----- DATA EXTRACT

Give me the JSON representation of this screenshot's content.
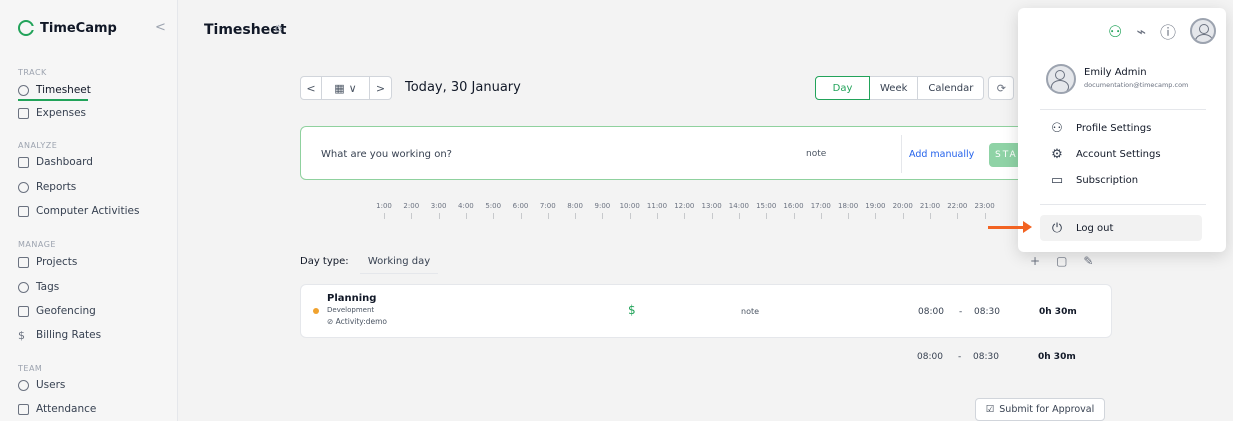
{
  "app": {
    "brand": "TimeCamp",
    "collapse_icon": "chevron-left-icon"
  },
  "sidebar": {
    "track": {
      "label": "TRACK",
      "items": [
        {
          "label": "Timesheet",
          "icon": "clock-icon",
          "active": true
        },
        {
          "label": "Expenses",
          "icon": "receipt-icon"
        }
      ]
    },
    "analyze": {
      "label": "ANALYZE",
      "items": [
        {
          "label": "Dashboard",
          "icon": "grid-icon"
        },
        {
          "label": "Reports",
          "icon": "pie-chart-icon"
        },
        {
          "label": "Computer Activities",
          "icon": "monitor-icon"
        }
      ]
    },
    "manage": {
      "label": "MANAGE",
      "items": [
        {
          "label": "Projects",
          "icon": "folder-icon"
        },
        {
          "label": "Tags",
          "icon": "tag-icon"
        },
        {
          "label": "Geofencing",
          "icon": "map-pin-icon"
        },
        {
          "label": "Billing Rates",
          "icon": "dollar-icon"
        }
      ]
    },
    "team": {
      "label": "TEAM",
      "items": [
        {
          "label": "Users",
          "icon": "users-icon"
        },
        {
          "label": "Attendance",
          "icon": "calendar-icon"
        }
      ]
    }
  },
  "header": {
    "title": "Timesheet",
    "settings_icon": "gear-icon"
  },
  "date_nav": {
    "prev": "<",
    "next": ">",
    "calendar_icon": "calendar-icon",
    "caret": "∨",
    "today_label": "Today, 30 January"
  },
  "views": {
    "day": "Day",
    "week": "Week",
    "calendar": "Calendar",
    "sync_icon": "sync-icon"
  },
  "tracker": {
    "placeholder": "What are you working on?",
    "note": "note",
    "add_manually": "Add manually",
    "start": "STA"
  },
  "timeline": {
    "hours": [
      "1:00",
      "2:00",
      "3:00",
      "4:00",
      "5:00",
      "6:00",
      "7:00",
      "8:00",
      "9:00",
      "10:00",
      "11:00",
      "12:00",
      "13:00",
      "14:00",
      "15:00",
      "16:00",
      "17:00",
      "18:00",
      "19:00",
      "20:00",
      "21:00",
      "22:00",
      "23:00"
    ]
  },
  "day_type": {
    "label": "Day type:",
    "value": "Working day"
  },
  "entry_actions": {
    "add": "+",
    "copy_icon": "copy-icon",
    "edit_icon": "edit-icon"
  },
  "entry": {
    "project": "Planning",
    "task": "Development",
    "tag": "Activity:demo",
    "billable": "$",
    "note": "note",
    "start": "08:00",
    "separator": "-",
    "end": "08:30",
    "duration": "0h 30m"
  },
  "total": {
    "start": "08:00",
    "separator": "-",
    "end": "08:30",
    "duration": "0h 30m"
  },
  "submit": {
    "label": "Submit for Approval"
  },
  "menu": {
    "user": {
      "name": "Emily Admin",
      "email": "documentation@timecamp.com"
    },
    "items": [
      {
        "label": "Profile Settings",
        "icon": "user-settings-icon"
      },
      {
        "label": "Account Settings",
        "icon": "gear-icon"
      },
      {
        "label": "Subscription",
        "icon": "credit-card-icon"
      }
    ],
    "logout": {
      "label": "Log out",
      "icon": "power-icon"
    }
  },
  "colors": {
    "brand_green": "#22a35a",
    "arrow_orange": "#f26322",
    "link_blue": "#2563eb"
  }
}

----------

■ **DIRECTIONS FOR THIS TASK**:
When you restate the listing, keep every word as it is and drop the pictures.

■ **ANSWER SECTION**:
Give me the JSON representation of this screenshot's content.
{
  "app": {
    "brand": "TimeCamp",
    "collapse_icon": "chevron-left-icon"
  },
  "sidebar": {
    "track": {
      "label": "TRACK",
      "items": [
        {
          "label": "Timesheet",
          "icon": "clock-icon",
          "active": true
        },
        {
          "label": "Expenses",
          "icon": "receipt-icon"
        }
      ]
    },
    "analyze": {
      "label": "ANALYZE",
      "items": [
        {
          "label": "Dashboard",
          "icon": "grid-icon"
        },
        {
          "label": "Reports",
          "icon": "pie-chart-icon"
        },
        {
          "label": "Computer Activities",
          "icon": "monitor-icon"
        }
      ]
    },
    "manage": {
      "label": "MANAGE",
      "items": [
        {
          "label": "Projects",
          "icon": "folder-icon"
        },
        {
          "label": "Tags",
          "icon": "tag-icon"
        },
        {
          "label": "Geofencing",
          "icon": "map-pin-icon"
        },
        {
          "label": "Billing Rates",
          "icon": "dollar-icon"
        }
      ]
    },
    "team": {
      "label": "TEAM",
      "items": [
        {
          "label": "Users",
          "icon": "users-icon"
        },
        {
          "label": "Attendance",
          "icon": "calendar-icon"
        }
      ]
    }
  },
  "header": {
    "title": "Timesheet",
    "settings_icon": "gear-icon"
  },
  "date_nav": {
    "prev": "<",
    "next": ">",
    "calendar_icon": "calendar-icon",
    "caret": "∨",
    "today_label": "Today, 30 January"
  },
  "views": {
    "day": "Day",
    "week": "Week",
    "calendar": "Calendar",
    "sync_icon": "sync-icon"
  },
  "tracker": {
    "placeholder": "What are you working on?",
    "note": "note",
    "add_manually": "Add manually",
    "start": "STA"
  },
  "timeline": {
    "hours": [
      "1:00",
      "2:00",
      "3:00",
      "4:00",
      "5:00",
      "6:00",
      "7:00",
      "8:00",
      "9:00",
      "10:00",
      "11:00",
      "12:00",
      "13:00",
      "14:00",
      "15:00",
      "16:00",
      "17:00",
      "18:00",
      "19:00",
      "20:00",
      "21:00",
      "22:00",
      "23:00"
    ]
  },
  "day_type": {
    "label": "Day type:",
    "value": "Working day"
  },
  "entry_actions": {
    "add": "+",
    "copy_icon": "copy-icon",
    "edit_icon": "edit-icon"
  },
  "entry": {
    "project": "Planning",
    "task": "Development",
    "tag": "Activity:demo",
    "billable": "$",
    "note": "note",
    "start": "08:00",
    "separator": "-",
    "end": "08:30",
    "duration": "0h 30m"
  },
  "total": {
    "start": "08:00",
    "separator": "-",
    "end": "08:30",
    "duration": "0h 30m"
  },
  "submit": {
    "label": "Submit for Approval"
  },
  "menu": {
    "user": {
      "name": "Emily Admin",
      "email": "documentation@timecamp.com"
    },
    "items": [
      {
        "label": "Profile Settings",
        "icon": "user-settings-icon"
      },
      {
        "label": "Account Settings",
        "icon": "gear-icon"
      },
      {
        "label": "Subscription",
        "icon": "credit-card-icon"
      }
    ],
    "logout": {
      "label": "Log out",
      "icon": "power-icon"
    }
  },
  "colors": {
    "brand_green": "#22a35a",
    "arrow_orange": "#f26322",
    "link_blue": "#2563eb"
  }
}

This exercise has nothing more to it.